[TASK MATERIAL]:
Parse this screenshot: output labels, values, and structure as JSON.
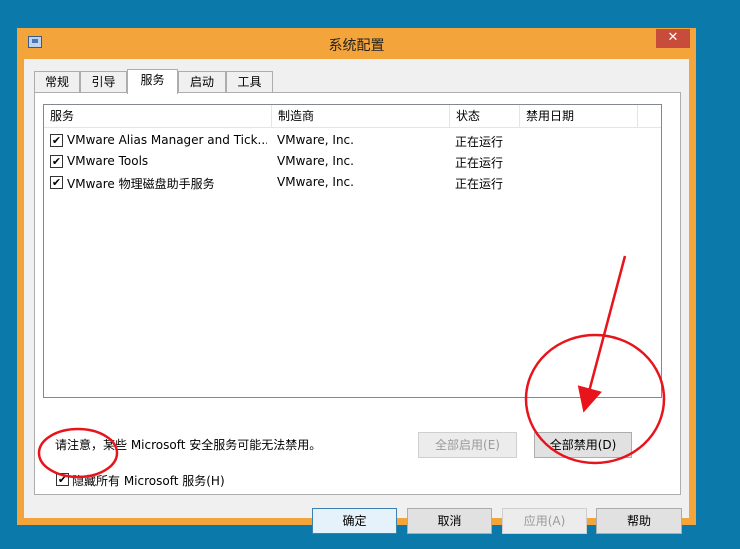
{
  "window": {
    "title": "系统配置",
    "close_symbol": "✕"
  },
  "tabs": [
    "常规",
    "引导",
    "服务",
    "启动",
    "工具"
  ],
  "active_tab": "服务",
  "services": {
    "columns": [
      "服务",
      "制造商",
      "状态",
      "禁用日期"
    ],
    "rows": [
      {
        "checked": "✔",
        "name": "VMware Alias Manager and Tick...",
        "maker": "VMware, Inc.",
        "status": "正在运行",
        "date": ""
      },
      {
        "checked": "✔",
        "name": "VMware Tools",
        "maker": "VMware, Inc.",
        "status": "正在运行",
        "date": ""
      },
      {
        "checked": "✔",
        "name": "VMware 物理磁盘助手服务",
        "maker": "VMware, Inc.",
        "status": "正在运行",
        "date": ""
      }
    ]
  },
  "note": "请注意，某些 Microsoft 安全服务可能无法禁用。",
  "enable_all_label": "全部启用(E)",
  "disable_all_label": "全部禁用(D)",
  "hide_ms": {
    "checked": "✔",
    "label": "隐藏所有 Microsoft 服务(H)"
  },
  "footer": {
    "ok": "确定",
    "cancel": "取消",
    "apply": "应用(A)",
    "help": "帮助"
  },
  "annotation_color": "#e8141b"
}
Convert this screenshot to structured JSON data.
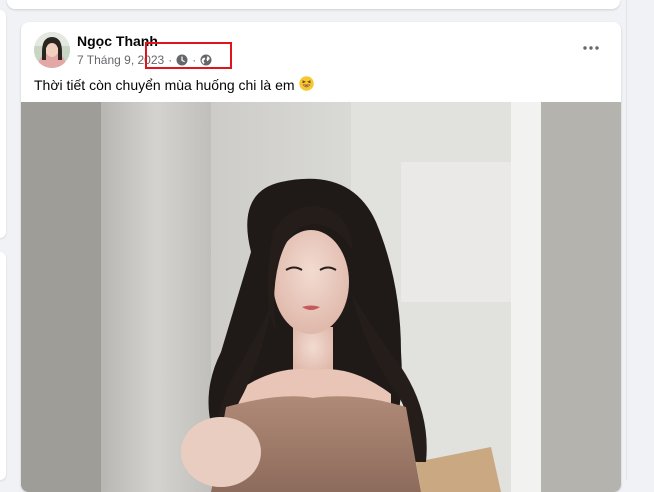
{
  "post": {
    "author": "Ngọc Thanh",
    "date": "7 Tháng 9, 2023",
    "separator": "·",
    "privacy_icon": "globe-icon",
    "time_icon": "clock-icon",
    "caption": "Thời tiết còn chuyển mùa huống chi là em",
    "caption_emoji": "grinning-squinting-face",
    "more_icon": "more-options-icon"
  },
  "colors": {
    "background": "#f0f2f5",
    "card": "#ffffff",
    "text_primary": "#050505",
    "text_secondary": "#65676b",
    "highlight_box": "#e0141c"
  }
}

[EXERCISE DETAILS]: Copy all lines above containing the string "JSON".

[OUTPUT OF THE TASK]:
Parse this screenshot: output labels, values, and structure as JSON.
Convert this screenshot to structured JSON data.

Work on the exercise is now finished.